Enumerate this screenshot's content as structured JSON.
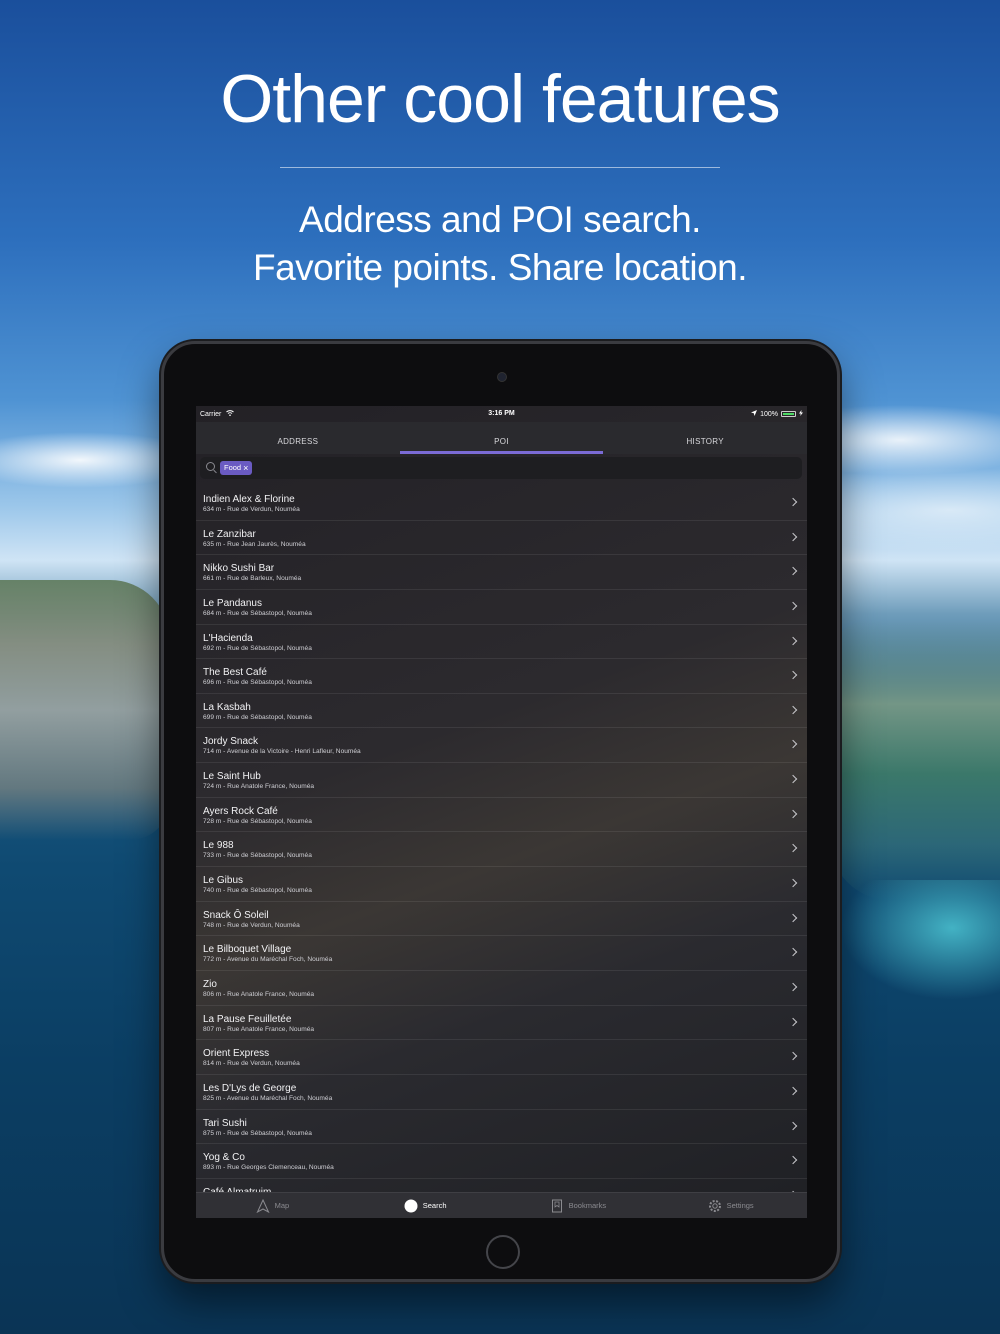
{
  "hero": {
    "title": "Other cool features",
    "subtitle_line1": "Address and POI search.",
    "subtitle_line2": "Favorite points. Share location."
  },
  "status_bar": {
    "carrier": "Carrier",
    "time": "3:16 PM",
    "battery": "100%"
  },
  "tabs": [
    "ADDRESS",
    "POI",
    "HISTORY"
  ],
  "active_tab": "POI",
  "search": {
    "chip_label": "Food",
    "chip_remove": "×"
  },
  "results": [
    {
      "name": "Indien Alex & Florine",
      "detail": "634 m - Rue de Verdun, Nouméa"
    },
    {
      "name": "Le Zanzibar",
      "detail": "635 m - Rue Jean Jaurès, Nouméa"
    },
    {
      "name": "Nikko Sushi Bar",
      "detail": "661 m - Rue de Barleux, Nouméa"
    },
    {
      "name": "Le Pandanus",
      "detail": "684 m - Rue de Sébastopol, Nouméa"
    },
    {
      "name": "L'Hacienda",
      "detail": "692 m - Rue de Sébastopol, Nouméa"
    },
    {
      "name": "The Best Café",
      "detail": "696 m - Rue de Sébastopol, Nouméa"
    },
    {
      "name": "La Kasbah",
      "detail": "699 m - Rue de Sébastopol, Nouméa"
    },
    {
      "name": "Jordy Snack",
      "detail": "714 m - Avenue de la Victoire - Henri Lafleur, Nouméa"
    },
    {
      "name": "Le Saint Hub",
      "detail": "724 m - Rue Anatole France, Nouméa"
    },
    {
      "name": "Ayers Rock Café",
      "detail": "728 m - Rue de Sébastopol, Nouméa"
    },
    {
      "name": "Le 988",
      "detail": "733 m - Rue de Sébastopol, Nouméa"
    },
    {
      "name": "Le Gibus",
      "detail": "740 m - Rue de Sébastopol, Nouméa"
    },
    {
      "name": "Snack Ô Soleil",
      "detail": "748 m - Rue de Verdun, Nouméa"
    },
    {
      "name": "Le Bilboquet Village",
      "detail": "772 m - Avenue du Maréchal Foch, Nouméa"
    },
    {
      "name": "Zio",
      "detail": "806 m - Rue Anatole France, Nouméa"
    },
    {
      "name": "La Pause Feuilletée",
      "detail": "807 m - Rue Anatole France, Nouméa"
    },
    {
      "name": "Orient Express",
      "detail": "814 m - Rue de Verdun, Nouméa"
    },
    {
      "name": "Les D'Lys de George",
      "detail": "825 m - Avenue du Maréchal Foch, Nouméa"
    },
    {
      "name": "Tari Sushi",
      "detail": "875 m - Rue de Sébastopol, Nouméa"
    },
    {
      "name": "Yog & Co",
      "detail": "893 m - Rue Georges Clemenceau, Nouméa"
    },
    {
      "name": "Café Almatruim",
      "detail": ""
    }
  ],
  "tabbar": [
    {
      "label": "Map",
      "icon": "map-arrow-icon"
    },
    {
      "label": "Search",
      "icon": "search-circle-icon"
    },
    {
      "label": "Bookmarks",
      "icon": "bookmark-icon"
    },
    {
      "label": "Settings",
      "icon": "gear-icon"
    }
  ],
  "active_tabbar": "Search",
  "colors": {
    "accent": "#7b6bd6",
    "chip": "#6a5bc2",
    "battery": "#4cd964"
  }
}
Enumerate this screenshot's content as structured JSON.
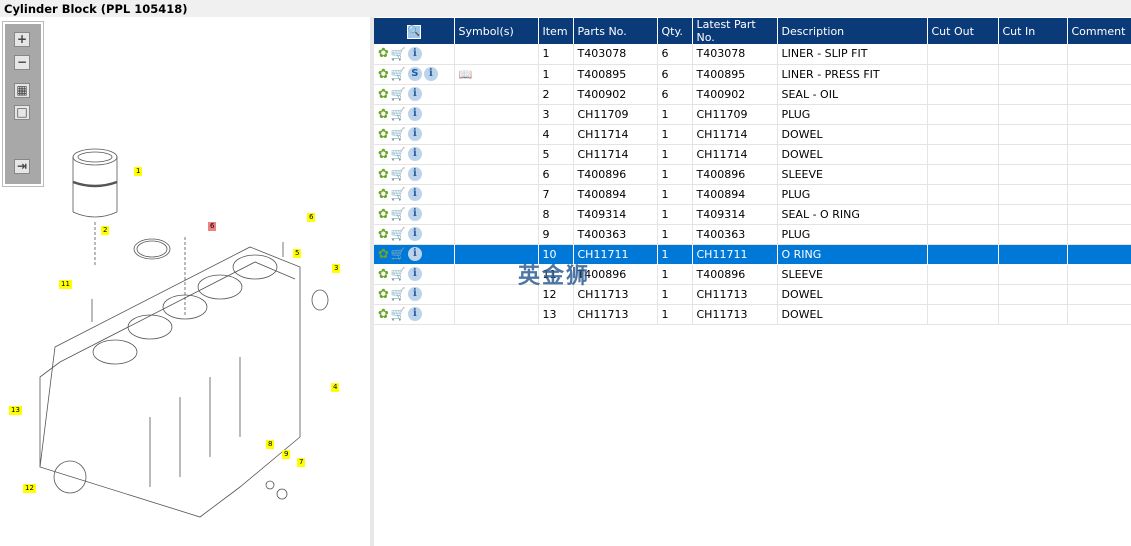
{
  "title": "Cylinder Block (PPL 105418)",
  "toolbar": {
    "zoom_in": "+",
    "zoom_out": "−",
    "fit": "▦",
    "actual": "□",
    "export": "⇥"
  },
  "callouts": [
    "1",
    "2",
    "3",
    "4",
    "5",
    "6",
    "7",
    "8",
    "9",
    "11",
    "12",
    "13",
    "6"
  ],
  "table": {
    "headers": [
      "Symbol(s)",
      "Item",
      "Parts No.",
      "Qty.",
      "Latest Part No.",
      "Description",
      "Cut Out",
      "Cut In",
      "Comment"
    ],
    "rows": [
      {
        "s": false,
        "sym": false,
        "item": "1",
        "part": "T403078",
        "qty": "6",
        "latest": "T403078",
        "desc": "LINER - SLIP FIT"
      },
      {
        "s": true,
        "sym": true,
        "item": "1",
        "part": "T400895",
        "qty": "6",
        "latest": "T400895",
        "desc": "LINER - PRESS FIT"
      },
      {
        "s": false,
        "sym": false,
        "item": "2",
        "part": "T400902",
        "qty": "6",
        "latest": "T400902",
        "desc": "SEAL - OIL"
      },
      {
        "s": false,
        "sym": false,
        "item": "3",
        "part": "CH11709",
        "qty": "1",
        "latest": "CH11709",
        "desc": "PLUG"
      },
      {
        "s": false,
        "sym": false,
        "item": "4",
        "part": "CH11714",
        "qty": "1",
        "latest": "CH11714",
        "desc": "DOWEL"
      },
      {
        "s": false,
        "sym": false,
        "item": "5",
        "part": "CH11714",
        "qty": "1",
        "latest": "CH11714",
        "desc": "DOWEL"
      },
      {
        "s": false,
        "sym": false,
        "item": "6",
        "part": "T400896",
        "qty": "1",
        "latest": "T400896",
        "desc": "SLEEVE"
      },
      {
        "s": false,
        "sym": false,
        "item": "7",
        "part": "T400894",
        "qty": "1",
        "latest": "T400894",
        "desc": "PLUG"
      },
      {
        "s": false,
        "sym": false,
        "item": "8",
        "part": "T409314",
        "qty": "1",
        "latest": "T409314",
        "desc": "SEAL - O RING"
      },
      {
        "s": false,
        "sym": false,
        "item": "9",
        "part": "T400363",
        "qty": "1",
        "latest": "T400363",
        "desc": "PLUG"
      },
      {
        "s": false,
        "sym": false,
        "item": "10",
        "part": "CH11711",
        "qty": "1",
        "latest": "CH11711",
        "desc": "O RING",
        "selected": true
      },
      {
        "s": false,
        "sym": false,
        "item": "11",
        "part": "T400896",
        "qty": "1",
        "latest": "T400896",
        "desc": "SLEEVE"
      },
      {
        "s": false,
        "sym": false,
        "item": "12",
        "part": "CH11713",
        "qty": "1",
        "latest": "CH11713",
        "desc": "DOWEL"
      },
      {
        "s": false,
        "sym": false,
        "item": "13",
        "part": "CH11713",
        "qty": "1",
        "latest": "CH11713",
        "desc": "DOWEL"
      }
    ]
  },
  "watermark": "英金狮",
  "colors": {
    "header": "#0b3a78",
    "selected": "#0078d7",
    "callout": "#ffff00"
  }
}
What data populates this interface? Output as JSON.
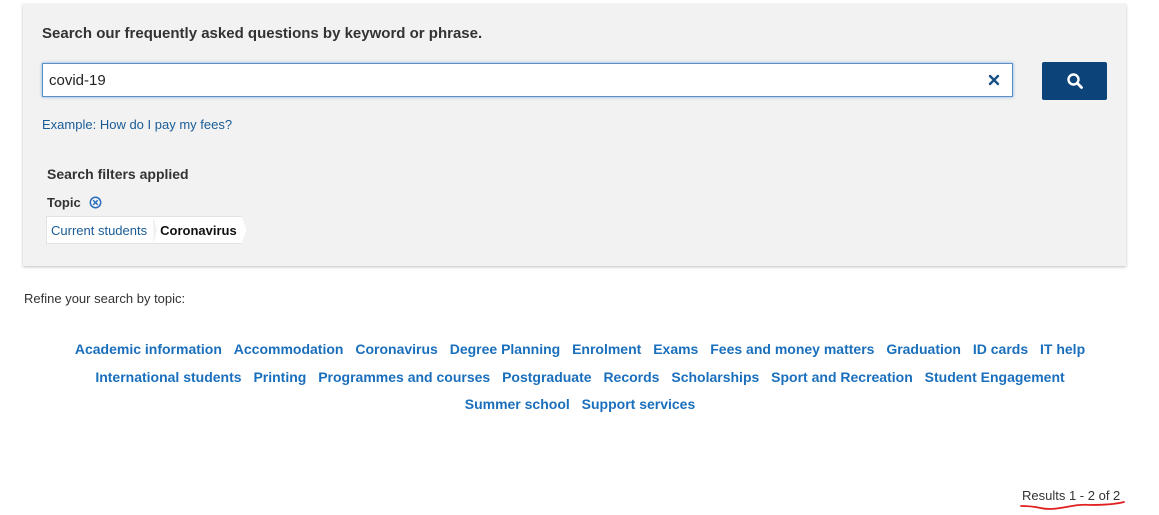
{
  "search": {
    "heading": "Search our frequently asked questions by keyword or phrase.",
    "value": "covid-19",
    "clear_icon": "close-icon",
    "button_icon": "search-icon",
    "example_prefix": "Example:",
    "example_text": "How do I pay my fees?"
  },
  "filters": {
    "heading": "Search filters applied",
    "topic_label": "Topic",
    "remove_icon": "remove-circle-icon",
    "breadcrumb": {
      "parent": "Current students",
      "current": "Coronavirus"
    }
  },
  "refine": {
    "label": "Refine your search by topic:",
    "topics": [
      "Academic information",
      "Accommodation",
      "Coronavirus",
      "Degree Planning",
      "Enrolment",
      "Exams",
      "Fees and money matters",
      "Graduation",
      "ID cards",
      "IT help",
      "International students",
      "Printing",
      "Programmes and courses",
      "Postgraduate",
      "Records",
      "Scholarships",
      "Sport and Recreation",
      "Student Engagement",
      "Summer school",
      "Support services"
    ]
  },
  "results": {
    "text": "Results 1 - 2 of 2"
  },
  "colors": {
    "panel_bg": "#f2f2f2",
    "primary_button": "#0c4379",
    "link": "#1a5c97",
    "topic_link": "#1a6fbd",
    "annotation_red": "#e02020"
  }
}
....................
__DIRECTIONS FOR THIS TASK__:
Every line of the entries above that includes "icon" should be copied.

__RESPONSE__:
      "icon": "map-arrow-icon"
      "icon": "search-circle-icon"
      "icon": "bookmark-icon"
      "icon": "gear-icon"
    "clear_icon": "close-icon",
    "button_icon": "search-icon",
    "remove_icon": "remove-circle-icon",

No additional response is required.